|U.S. Classification||374/179, 374/144, 374/E07.004|
|Cooperative Classification||G01K2217/00, F01D17/085, G01K2013/024, F01D5/288, G01K7/04, G01K7/028|
|European Classification||F01D5/28F, G01K7/04, G01K7/02M, F01D17/08B|
|Dec 3, 2008||AS||Assignment|
Owner name: SIEMENS ENERGY, INC.,FLORIDA

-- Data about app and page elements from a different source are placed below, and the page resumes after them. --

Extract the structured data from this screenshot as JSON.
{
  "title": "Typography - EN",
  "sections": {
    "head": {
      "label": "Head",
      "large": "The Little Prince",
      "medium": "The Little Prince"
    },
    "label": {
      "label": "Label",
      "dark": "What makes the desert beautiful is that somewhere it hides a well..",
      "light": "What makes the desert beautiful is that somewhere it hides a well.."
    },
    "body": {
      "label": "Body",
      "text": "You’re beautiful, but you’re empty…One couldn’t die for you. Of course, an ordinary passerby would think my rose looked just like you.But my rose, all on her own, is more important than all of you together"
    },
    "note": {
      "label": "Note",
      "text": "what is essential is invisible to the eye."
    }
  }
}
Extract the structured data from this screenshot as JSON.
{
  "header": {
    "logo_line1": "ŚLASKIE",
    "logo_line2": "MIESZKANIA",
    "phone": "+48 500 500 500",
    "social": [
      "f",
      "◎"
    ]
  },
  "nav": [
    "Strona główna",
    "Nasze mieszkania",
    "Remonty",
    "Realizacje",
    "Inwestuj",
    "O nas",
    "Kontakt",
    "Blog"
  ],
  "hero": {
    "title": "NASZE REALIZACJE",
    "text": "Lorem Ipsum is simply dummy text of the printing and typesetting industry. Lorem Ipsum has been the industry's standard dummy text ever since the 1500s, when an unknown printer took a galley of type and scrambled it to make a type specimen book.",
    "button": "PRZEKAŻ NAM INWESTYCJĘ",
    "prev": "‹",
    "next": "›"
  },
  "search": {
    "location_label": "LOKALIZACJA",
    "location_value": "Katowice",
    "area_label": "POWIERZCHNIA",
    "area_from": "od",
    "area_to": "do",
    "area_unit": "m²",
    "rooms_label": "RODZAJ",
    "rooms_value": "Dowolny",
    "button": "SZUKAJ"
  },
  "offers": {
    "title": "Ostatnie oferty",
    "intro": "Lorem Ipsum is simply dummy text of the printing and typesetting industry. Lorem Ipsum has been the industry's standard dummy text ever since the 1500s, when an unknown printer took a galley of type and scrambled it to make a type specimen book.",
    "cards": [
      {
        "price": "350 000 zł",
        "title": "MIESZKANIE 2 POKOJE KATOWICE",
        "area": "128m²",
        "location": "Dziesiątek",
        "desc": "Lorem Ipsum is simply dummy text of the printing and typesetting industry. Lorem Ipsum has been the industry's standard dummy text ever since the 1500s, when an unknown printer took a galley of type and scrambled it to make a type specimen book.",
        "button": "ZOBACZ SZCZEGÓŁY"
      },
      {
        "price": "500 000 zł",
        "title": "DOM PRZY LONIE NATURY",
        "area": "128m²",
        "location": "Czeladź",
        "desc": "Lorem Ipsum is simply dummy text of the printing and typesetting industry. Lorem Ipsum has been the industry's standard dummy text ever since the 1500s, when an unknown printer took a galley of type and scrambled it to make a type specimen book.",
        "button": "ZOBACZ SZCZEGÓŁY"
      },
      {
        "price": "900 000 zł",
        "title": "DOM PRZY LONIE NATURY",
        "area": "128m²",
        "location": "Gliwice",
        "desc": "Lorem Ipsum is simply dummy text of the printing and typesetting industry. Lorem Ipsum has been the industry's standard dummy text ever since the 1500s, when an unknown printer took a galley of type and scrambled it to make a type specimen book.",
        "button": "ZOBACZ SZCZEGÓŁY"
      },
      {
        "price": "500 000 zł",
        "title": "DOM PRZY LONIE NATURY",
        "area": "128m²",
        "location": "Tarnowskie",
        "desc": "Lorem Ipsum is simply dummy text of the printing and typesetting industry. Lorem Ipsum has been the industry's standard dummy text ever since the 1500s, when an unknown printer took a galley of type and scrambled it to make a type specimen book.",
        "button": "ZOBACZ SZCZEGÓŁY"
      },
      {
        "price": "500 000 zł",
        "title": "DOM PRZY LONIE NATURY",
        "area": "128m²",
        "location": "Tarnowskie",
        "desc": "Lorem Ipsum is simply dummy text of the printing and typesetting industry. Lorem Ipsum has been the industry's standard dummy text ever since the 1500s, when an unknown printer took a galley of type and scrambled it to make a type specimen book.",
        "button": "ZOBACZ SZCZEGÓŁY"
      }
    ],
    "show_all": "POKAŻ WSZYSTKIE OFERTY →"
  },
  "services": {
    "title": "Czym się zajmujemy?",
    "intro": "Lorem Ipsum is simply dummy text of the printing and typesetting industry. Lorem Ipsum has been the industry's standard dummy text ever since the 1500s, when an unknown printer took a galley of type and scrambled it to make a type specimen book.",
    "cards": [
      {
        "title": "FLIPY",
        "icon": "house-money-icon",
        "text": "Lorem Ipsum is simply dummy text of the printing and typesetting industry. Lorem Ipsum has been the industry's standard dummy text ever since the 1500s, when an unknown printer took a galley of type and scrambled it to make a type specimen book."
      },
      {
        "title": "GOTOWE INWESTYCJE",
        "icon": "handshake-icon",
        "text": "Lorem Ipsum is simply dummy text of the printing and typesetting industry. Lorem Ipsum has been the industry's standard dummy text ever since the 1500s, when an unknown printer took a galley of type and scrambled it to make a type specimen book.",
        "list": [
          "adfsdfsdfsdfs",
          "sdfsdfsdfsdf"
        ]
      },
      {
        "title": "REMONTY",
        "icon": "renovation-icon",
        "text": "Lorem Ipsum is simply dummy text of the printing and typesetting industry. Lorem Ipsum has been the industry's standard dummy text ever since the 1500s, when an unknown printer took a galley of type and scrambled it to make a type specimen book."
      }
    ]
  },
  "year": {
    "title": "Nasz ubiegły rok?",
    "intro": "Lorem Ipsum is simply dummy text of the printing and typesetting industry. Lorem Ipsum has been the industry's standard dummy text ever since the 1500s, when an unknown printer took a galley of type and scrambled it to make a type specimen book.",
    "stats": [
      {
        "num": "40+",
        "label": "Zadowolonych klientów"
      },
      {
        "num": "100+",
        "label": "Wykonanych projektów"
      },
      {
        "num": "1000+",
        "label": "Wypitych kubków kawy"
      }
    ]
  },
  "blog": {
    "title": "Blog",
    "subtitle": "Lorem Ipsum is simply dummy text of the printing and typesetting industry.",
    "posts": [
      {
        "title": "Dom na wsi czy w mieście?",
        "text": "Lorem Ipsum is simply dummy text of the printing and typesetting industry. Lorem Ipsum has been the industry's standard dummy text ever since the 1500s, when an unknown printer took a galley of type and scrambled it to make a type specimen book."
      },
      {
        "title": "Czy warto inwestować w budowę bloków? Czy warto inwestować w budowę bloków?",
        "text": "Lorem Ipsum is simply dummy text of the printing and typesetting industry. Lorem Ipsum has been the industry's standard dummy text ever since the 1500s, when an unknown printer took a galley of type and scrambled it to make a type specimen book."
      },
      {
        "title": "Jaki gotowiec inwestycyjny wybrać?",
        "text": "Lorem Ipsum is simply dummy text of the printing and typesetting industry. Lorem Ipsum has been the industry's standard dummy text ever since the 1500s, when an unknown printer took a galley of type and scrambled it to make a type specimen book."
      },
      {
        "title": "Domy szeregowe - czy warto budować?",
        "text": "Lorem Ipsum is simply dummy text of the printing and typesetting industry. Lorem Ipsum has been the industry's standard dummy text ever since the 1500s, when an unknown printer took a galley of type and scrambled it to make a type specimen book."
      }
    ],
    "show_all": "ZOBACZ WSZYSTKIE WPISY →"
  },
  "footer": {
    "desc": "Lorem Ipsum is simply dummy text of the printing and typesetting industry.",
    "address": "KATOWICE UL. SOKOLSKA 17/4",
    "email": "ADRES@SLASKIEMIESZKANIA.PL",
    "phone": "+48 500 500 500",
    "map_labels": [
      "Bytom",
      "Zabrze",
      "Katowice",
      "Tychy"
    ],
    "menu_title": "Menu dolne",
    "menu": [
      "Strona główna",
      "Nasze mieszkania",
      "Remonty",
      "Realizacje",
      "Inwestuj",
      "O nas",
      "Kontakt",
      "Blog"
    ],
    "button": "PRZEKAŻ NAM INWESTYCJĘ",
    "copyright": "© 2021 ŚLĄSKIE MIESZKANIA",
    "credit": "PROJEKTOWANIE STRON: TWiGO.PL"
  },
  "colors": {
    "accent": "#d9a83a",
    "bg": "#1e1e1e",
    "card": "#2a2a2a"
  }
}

Free format text: ASSIGNMENT OF ASSIGNORS INTEREST;ASSIGNORS:KULKARNI, ANAND A.;MITCHELL, DAVID J.;ROESCH, EDWARD R.;SIGNED BETWEEN 20081113 AND 20081114;US-ASSIGNMENT DATABASE UPDATED:20100204;REEL/FRAME:21921/873
Free format text: ASSIGNMENT OF ASSIGNORS INTEREST;ASSIGNORS:KULKARNI, ANAND A.;MITCHELL, DAVID J.;ROESCH, EDWARD R.;SIGNING DATES FROM 20081113 TO 20081114;REEL/FRAME:021921/0873
Owner name: SIEMENS ENERGY, INC., FLORIDA